- Work task -
Your answer should consist of the lines in the data below that contain "photo".

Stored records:
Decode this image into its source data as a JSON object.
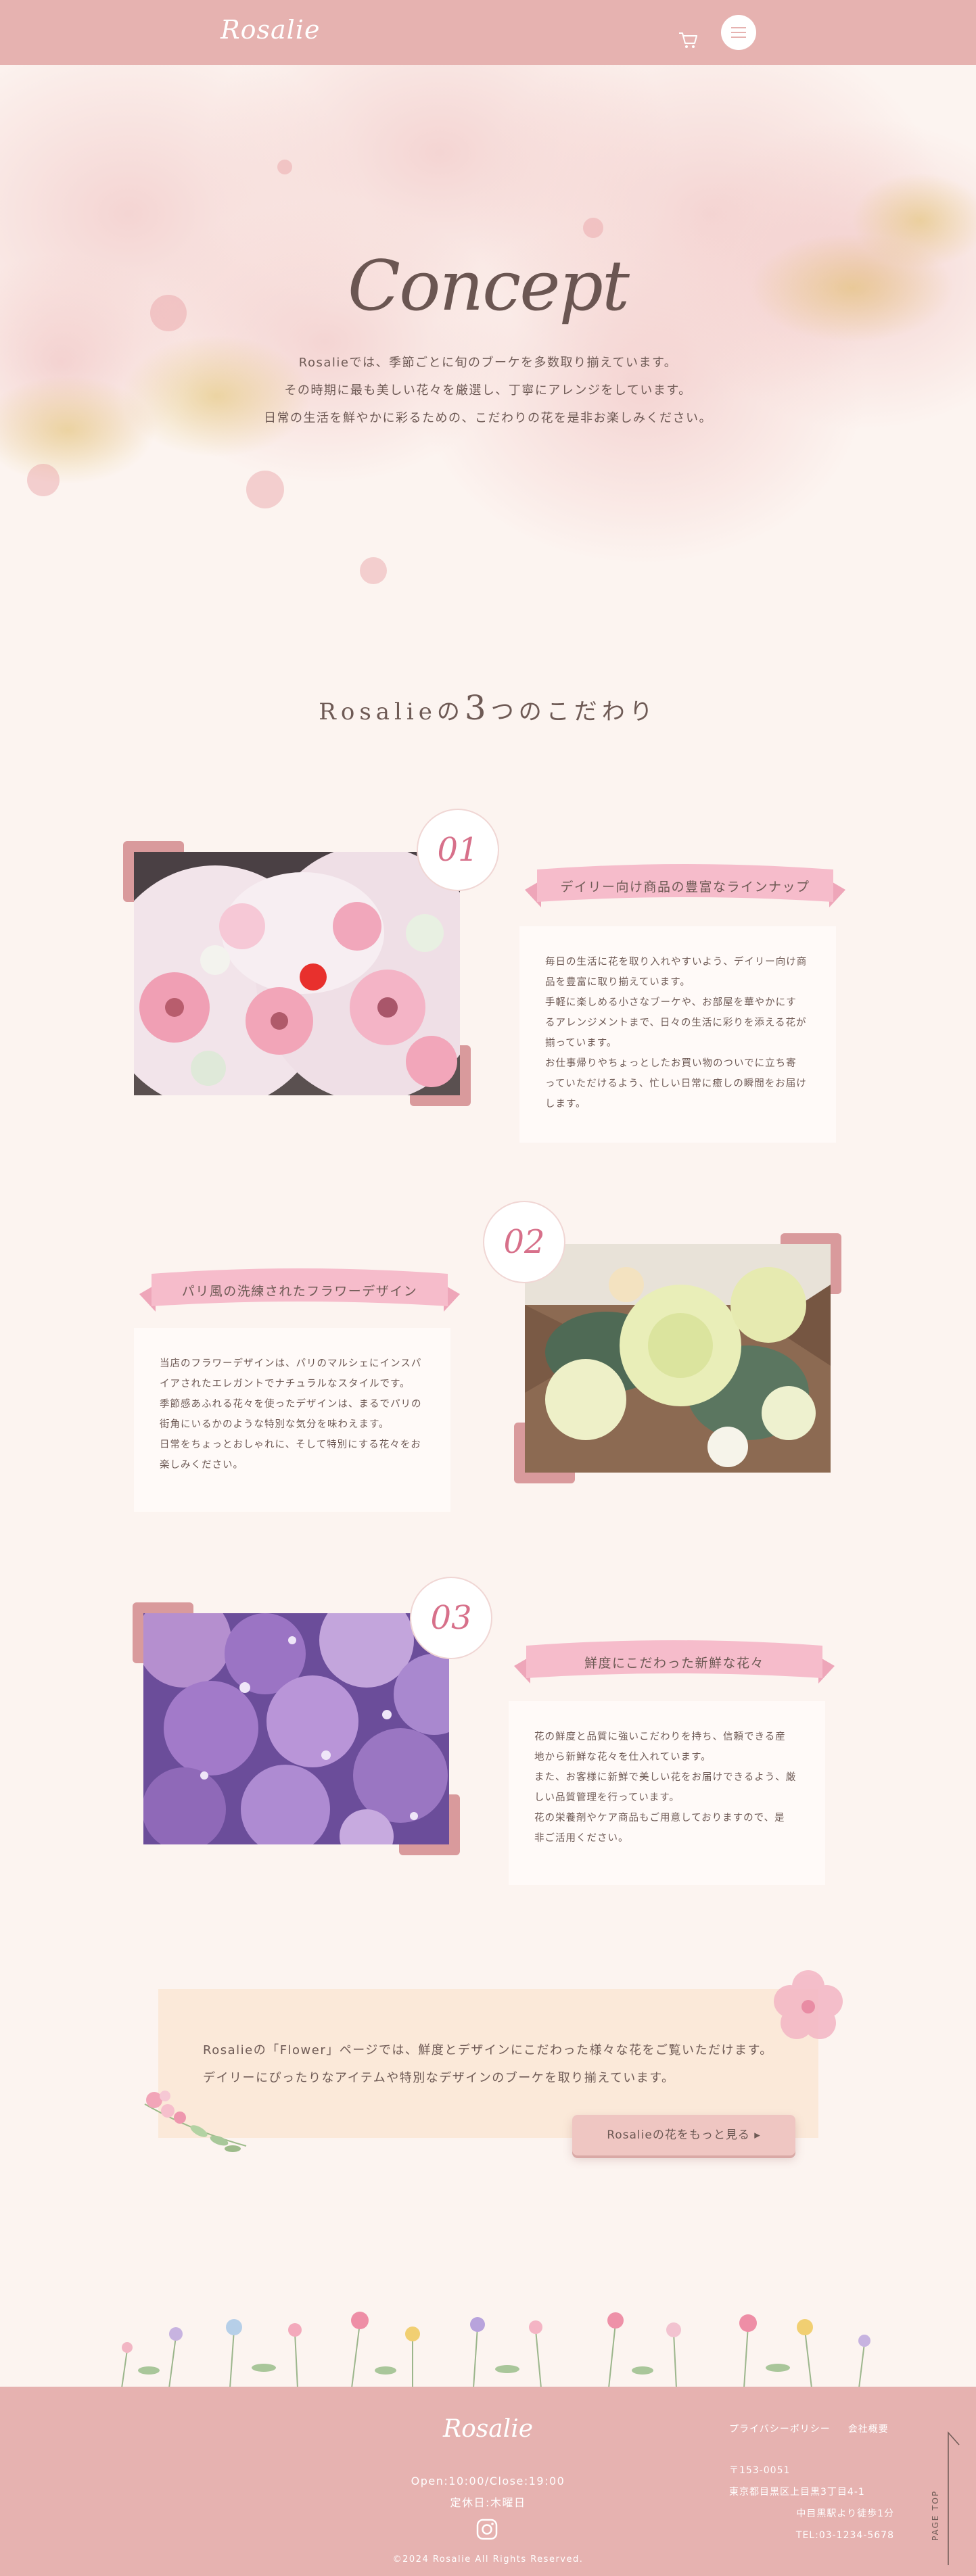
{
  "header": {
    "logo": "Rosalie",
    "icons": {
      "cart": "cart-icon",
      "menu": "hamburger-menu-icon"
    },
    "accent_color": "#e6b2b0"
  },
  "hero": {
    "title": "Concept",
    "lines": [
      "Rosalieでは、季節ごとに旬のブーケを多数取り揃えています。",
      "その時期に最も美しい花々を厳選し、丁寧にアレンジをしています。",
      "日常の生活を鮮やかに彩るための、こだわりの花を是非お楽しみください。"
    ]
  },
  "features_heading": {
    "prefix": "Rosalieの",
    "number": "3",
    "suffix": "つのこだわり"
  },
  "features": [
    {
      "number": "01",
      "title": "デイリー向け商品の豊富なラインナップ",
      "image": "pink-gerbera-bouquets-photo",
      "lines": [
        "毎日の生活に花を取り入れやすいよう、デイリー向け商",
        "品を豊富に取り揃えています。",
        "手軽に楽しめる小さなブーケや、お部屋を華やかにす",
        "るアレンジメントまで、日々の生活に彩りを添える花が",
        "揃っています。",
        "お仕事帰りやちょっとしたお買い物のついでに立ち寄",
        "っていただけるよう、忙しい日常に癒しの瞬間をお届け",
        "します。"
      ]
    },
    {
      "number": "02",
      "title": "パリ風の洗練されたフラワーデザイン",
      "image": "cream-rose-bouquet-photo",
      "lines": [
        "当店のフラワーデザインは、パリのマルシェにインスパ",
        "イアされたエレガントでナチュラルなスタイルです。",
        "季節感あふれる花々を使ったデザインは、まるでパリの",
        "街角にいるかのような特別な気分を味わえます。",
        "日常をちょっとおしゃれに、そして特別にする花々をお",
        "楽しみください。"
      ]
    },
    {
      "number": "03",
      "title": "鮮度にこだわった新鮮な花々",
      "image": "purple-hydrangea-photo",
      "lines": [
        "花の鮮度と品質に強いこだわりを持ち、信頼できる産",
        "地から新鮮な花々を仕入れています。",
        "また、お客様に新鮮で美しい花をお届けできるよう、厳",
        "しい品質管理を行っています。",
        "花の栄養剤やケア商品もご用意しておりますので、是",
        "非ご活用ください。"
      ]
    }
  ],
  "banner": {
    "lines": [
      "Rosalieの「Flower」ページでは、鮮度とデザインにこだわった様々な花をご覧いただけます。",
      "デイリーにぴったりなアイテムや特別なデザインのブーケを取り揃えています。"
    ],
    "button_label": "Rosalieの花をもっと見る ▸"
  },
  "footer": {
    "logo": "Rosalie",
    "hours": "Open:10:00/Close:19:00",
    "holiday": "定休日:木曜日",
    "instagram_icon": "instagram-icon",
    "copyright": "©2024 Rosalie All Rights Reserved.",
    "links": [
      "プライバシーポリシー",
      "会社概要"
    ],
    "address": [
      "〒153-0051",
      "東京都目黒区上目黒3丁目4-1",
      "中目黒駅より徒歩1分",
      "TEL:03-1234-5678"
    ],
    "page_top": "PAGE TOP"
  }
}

- Your solution -
      "image": "pink-gerbera-bouquets-photo",
      "image": "cream-rose-bouquet-photo",
      "image": "purple-hydrangea-photo",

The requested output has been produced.